Coaching versa counseling
Updated: Aug 28, 2020
What is the difference between receiving therapy and being coached?
Coaching takes off from an applied belief in change led by the client and his/her own insights. A therapist takes off from a standpoint of expertise with which conclusions and suggested advice is given. Therapy includes discussing the past, especially what has caused pain, while coaching focuses on the present opportunities and what has worked well before. Coaching aims to find ways to solve a problem and reach goals. Therapy can rather explain what caused the problem, especially if it's a re-occurring pattern of behavior.
Both types are based on dialogue with active listening and summarizing what has been said, and should be held with confidentiality between the coach, or therapist, and his/her client.
When doing this in groups, it's important to keep it an even more defined border. Group-therapy often includes teaching and emotional releases of shared experiences, while group-coaching focuses on how to move forward, what to change, and create, with encouragement and follow-up, also hopefully with mutual support among the group's members.
Whether individually or group based, both coaching and therapy become more successful when they are held regularly for a couple of months, to also allow time for reflection, adjustment and trials with feedback.

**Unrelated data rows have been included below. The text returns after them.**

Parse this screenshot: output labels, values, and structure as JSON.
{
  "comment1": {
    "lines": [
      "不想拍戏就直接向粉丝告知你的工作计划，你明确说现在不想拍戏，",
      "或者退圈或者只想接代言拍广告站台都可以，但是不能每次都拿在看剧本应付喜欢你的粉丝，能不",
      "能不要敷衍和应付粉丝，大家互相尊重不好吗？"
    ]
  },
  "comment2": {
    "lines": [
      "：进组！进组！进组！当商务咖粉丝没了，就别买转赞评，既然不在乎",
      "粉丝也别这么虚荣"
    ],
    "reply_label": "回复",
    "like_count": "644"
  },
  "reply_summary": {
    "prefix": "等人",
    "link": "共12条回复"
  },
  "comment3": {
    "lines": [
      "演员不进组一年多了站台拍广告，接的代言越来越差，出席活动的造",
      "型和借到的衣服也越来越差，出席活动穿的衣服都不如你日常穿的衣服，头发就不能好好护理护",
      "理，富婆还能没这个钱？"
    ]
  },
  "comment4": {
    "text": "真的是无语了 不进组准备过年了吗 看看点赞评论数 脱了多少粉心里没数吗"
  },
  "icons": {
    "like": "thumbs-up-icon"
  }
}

Both are sometimes needed, preferably receiving therapy first.
(Neither requires a yogamat.)